TASK DIRECTIONS:
Among the records, which lines hold the word "bank"? Pick them out.
═══ RECORDED INFORMATION
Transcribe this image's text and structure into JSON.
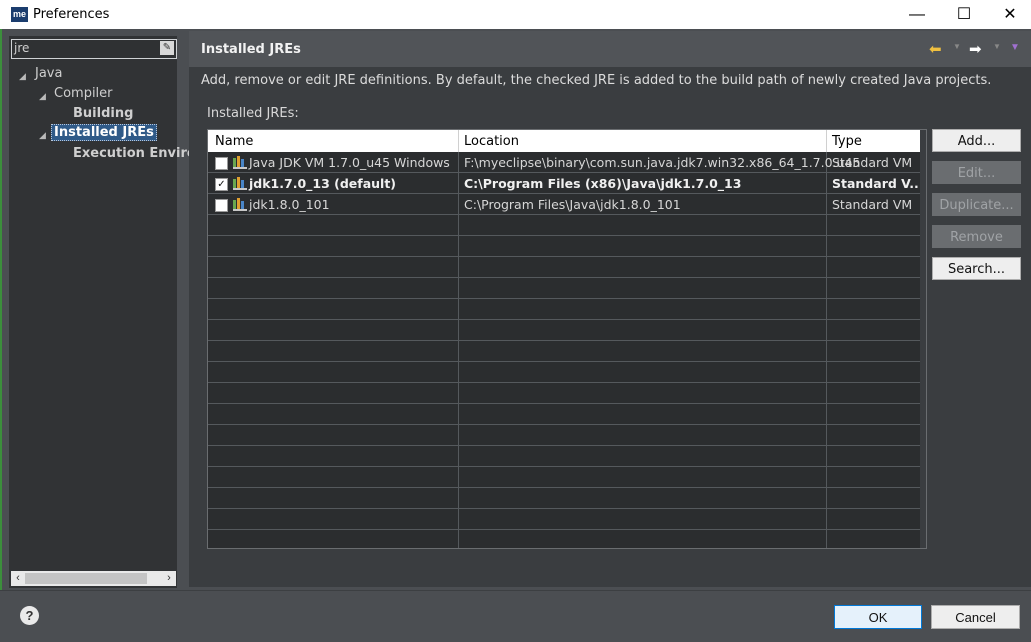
{
  "window": {
    "title": "Preferences",
    "app_icon": "me",
    "minimize": "—",
    "maximize": "☐",
    "close": "✕"
  },
  "filter": {
    "value": "jre",
    "clear_icon": "eraser-icon"
  },
  "tree": [
    {
      "label": "Java",
      "level": 0,
      "expanded": true
    },
    {
      "label": "Compiler",
      "level": 1,
      "expanded": true
    },
    {
      "label": "Building",
      "level": 2,
      "bold": true
    },
    {
      "label": "Installed JREs",
      "level": 1,
      "selected": true
    },
    {
      "label": "Execution Enviro",
      "level": 2,
      "bold": true
    }
  ],
  "page": {
    "title": "Installed JREs",
    "description": "Add, remove or edit JRE definitions. By default, the checked JRE is added to the build path of newly created Java projects.",
    "list_label": "Installed JREs:"
  },
  "table": {
    "headers": [
      "Name",
      "Location",
      "Type"
    ],
    "rows": [
      {
        "checked": false,
        "bold": false,
        "name": "Java JDK VM 1.7.0_u45 Windows",
        "location": "F:\\myeclipse\\binary\\com.sun.java.jdk7.win32.x86_64_1.7.0.u45",
        "type": "Standard VM"
      },
      {
        "checked": true,
        "bold": true,
        "name": "jdk1.7.0_13 (default)",
        "location": "C:\\Program Files (x86)\\Java\\jdk1.7.0_13",
        "type": "Standard V..."
      },
      {
        "checked": false,
        "bold": false,
        "name": "jdk1.8.0_101",
        "location": "C:\\Program Files\\Java\\jdk1.8.0_101",
        "type": "Standard VM"
      }
    ]
  },
  "buttons": {
    "add": "Add...",
    "edit": "Edit...",
    "duplicate": "Duplicate...",
    "remove": "Remove",
    "search": "Search..."
  },
  "footer": {
    "help": "?",
    "ok": "OK",
    "cancel": "Cancel"
  },
  "colors": {
    "accent": "#0078d7",
    "selection": "#2f5a88",
    "back_arrow": "#f0c040"
  }
}
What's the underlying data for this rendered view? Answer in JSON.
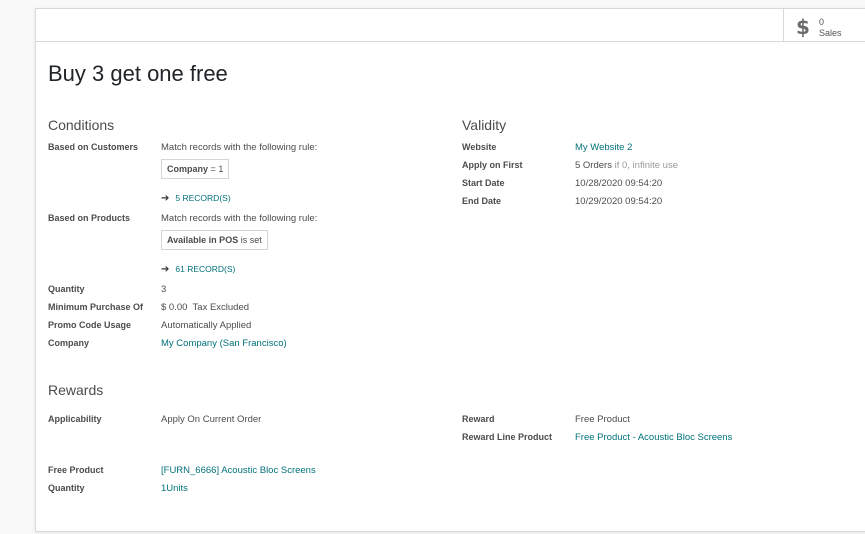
{
  "stat_button": {
    "icon": "dollar-icon",
    "value": "0",
    "label": "Sales"
  },
  "title": "Buy 3 get one free",
  "conditions": {
    "title": "Conditions",
    "based_on_customers": {
      "label": "Based on Customers",
      "rule_text": "Match records with the following rule:",
      "field": "Company",
      "operator": "=",
      "value": "1",
      "records": "5 RECORD(S)"
    },
    "based_on_products": {
      "label": "Based on Products",
      "rule_text": "Match records with the following rule:",
      "field": "Available in POS",
      "operator": "is set",
      "records": "61 RECORD(S)"
    },
    "quantity": {
      "label": "Quantity",
      "value": "3"
    },
    "minimum_purchase": {
      "label": "Minimum Purchase Of",
      "amount": "$ 0.00",
      "tax": "Tax Excluded"
    },
    "promo_code_usage": {
      "label": "Promo Code Usage",
      "value": "Automatically Applied"
    },
    "company": {
      "label": "Company",
      "value": "My Company (San Francisco)"
    }
  },
  "validity": {
    "title": "Validity",
    "website": {
      "label": "Website",
      "value": "My Website 2"
    },
    "apply_on_first": {
      "label": "Apply on First",
      "value": "5 Orders",
      "hint": "if 0, infinite use"
    },
    "start_date": {
      "label": "Start Date",
      "value": "10/28/2020 09:54:20"
    },
    "end_date": {
      "label": "End Date",
      "value": "10/29/2020 09:54:20"
    }
  },
  "rewards": {
    "title": "Rewards",
    "applicability": {
      "label": "Applicability",
      "value": "Apply On Current Order"
    },
    "reward": {
      "label": "Reward",
      "value": "Free Product"
    },
    "reward_line_product": {
      "label": "Reward Line Product",
      "value": "Free Product - Acoustic Bloc Screens"
    },
    "free_product": {
      "label": "Free Product",
      "value": "[FURN_6666] Acoustic Bloc Screens"
    },
    "quantity": {
      "label": "Quantity",
      "value": "1Units"
    }
  },
  "colors": {
    "link": "#00717a",
    "text": "#4c4c4c",
    "title": "#212529"
  }
}
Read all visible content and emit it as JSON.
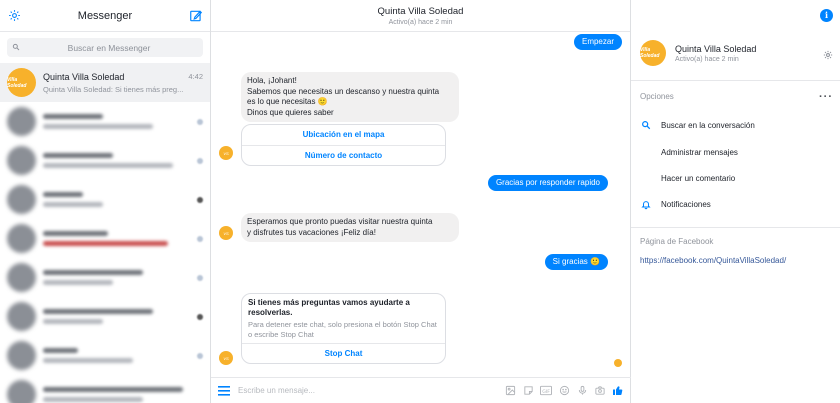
{
  "sidebar": {
    "title": "Messenger",
    "search_placeholder": "Buscar en Messenger",
    "active_conversation": {
      "name": "Quinta Villa Soledad",
      "time": "4:42",
      "snippet": "Quinta Villa Soledad: Si tienes más preg..."
    },
    "avatar_logo_text": "Villa Soledad"
  },
  "conversation": {
    "name": "Quinta Villa Soledad",
    "status": "Activo(a) hace 2 min",
    "messages": {
      "start": "Empezar",
      "greeting_lines": [
        "Hola, ¡Johant!",
        "Sabemos que necesitas un descanso y nuestra quinta",
        "es lo que necesitas",
        "Dinos que quieres saber"
      ],
      "emoji_smile": "🙂",
      "card1_buttons": [
        "Ubicación en el mapa",
        "Número de contacto"
      ],
      "thanks": "Gracias por responder rapido",
      "hope_lines": [
        "Esperamos que pronto puedas visitar nuestra quinta",
        "y disfrutes tus vacaciones ¡Feliz día!"
      ],
      "yes_thanks": "Si gracias",
      "card2_title": "Si tienes más preguntas vamos ayudarte a resolverlas.",
      "card2_subtitle": "Para detener este chat, solo presiona el botón Stop Chat o escribe Stop Chat",
      "card2_button": "Stop Chat"
    },
    "composer_placeholder": "Escribe un mensaje..."
  },
  "details": {
    "name": "Quinta Villa Soledad",
    "status": "Activo(a) hace 2 min",
    "options_label": "Opciones",
    "options": [
      {
        "label": "Buscar en la conversación",
        "icon": "search-icon"
      },
      {
        "label": "Administrar mensajes",
        "icon": ""
      },
      {
        "label": "Hacer un comentario",
        "icon": ""
      },
      {
        "label": "Notificaciones",
        "icon": "bell-icon"
      }
    ],
    "facebook_label": "Página de Facebook",
    "facebook_url": "https://facebook.com/QuintaVillaSoledad/"
  },
  "colors": {
    "accent": "#0084ff",
    "brand_logo": "#f7b12b"
  }
}
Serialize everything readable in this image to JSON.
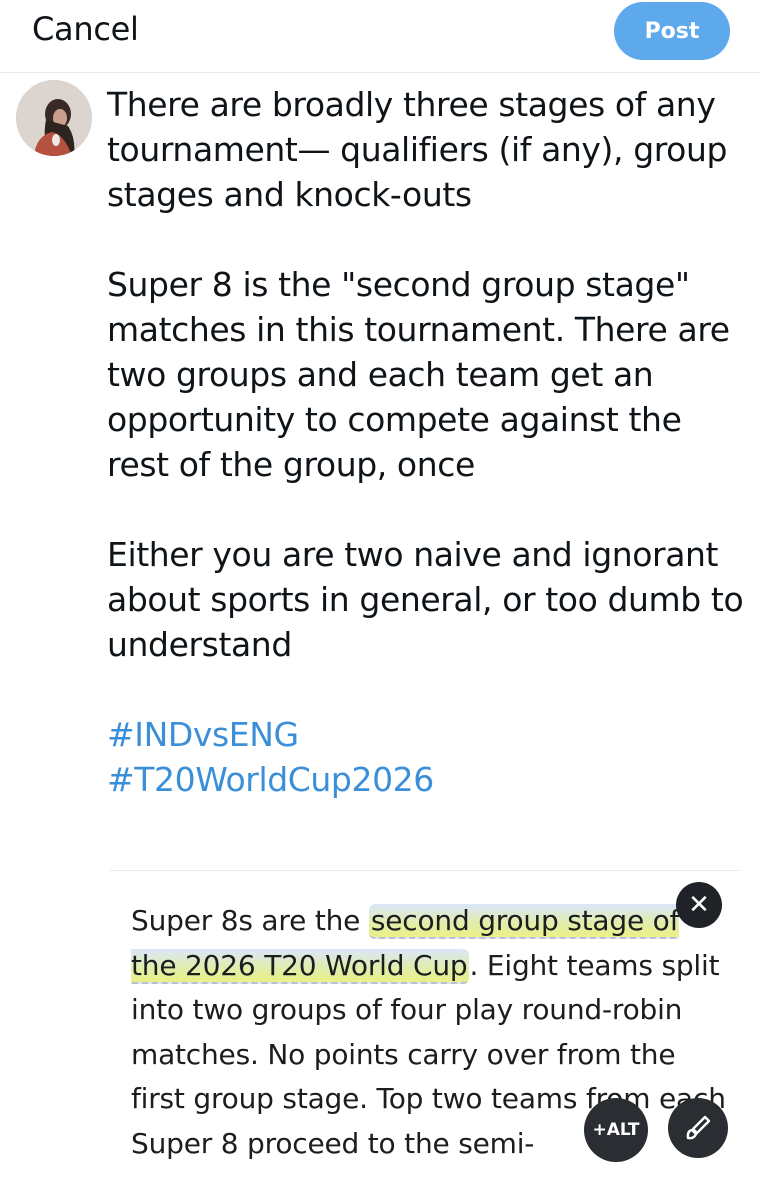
{
  "header": {
    "cancel_label": "Cancel",
    "post_label": "Post",
    "accent_color": "#5ea8ec"
  },
  "avatar": {
    "icon": "user-avatar"
  },
  "compose": {
    "paragraph_1": "There are broadly three stages of any tournament— qualifiers (if any), group stages and knock-outs",
    "paragraph_2": "Super 8 is the \"second group stage\" matches in this tournament. There are two groups and each team get an opportunity to compete against the rest of the group, once",
    "paragraph_3": "Either you are two naive and ignorant about sports in general, or too dumb to understand",
    "hashtags": [
      "#INDvsENG",
      "#T20WorldCup2026"
    ],
    "hashtag_color": "#3b8fd9"
  },
  "attachment": {
    "text_before": "Super 8s are the ",
    "highlighted_text": "second group stage of the 2026 T20 World Cup",
    "text_after": ". Eight teams split into two groups of four play round-robin matches. No points carry over from the first group stage. Top two teams from each Super 8 proceed to the semi-",
    "close_icon": "close-icon",
    "alt_label": "+ALT",
    "edit_icon": "paintbrush-icon"
  }
}
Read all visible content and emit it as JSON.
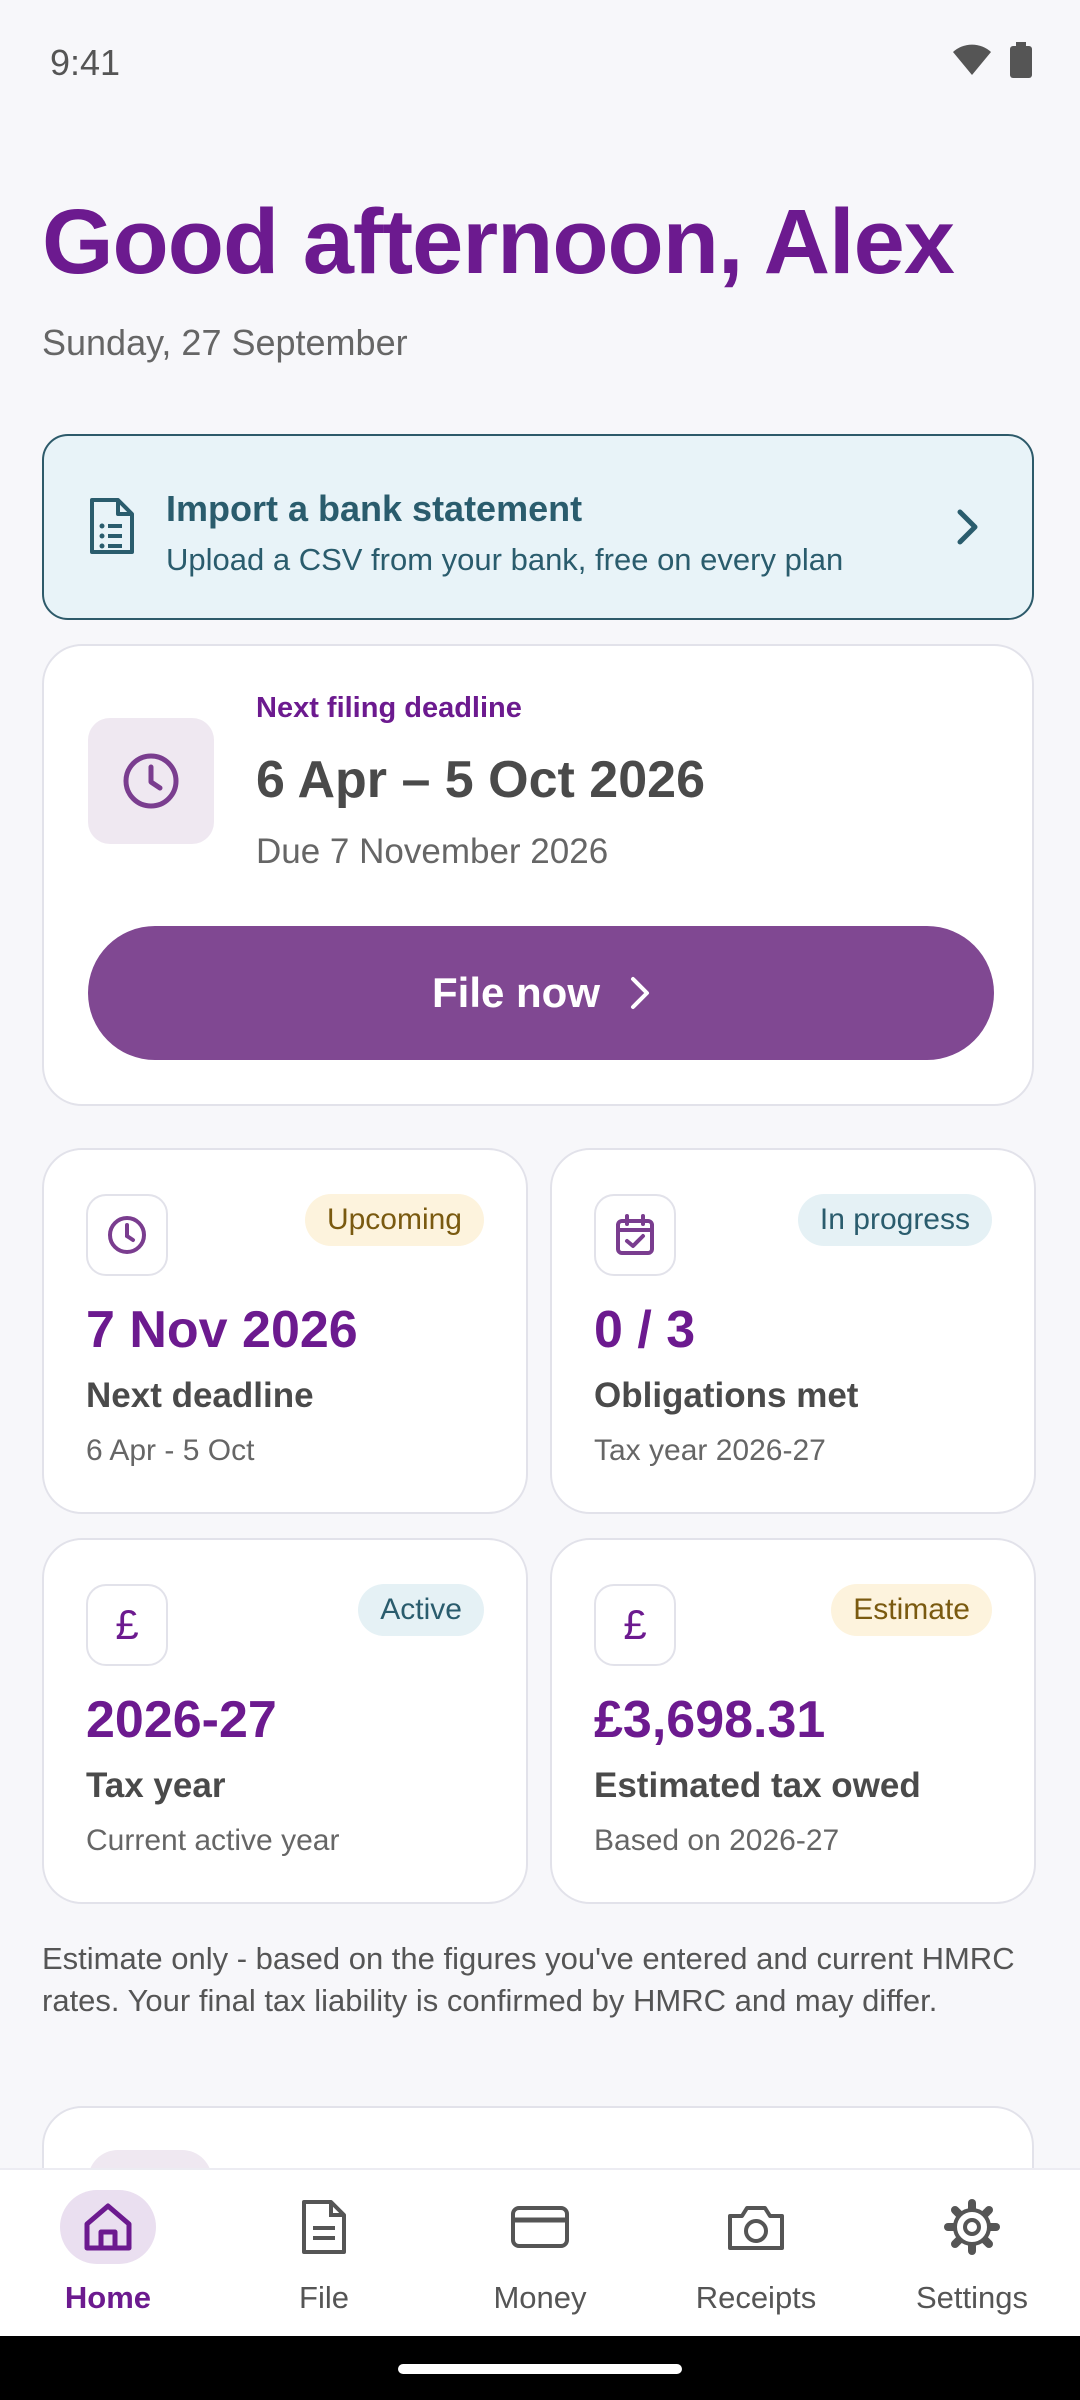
{
  "status": {
    "time": "9:41"
  },
  "greeting": "Good afternoon, Alex",
  "date": "Sunday, 27 September",
  "import_card": {
    "title": "Import a bank statement",
    "subtitle": "Upload a CSV from your bank, free on every plan"
  },
  "deadline_card": {
    "label": "Next filing deadline",
    "period": "6 Apr – 5 Oct 2026",
    "due": "Due 7 November 2026",
    "button_label": "File now"
  },
  "tiles": [
    {
      "icon": "clock-icon",
      "badge": "Upcoming",
      "value": "7 Nov 2026",
      "label": "Next deadline",
      "sub": "6 Apr - 5 Oct"
    },
    {
      "icon": "calendar-check-icon",
      "badge": "In progress",
      "value": "0 / 3",
      "label": "Obligations met",
      "sub": "Tax year 2026-27"
    },
    {
      "icon": "pound-icon",
      "icon_glyph": "£",
      "badge": "Active",
      "value": "2026-27",
      "label": "Tax year",
      "sub": "Current active year"
    },
    {
      "icon": "pound-icon",
      "icon_glyph": "£",
      "badge": "Estimate",
      "value": "£3,698.31",
      "label": "Estimated tax owed",
      "sub": "Based on 2026-27"
    }
  ],
  "disclaimer": "Estimate only - based on the figures you've entered and current HMRC rates. Your final tax liability is confirmed by HMRC and may differ.",
  "nav": [
    {
      "label": "Home",
      "icon": "home-icon",
      "active": true
    },
    {
      "label": "File",
      "icon": "document-icon",
      "active": false
    },
    {
      "label": "Money",
      "icon": "card-icon",
      "active": false
    },
    {
      "label": "Receipts",
      "icon": "camera-icon",
      "active": false
    },
    {
      "label": "Settings",
      "icon": "gear-icon",
      "active": false
    }
  ],
  "colors": {
    "brand": "#6c1a8f",
    "button": "#804892",
    "import_bg": "#e8f3f8",
    "import_border": "#2d5a6a",
    "badge_yellow": "#fdf3dd",
    "badge_blue": "#e5f1f5"
  }
}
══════
ANSWER SPACE:
    "title": "Import a bank statement",
    "subtitle": "Upload a CSV from your bank, free on every plan"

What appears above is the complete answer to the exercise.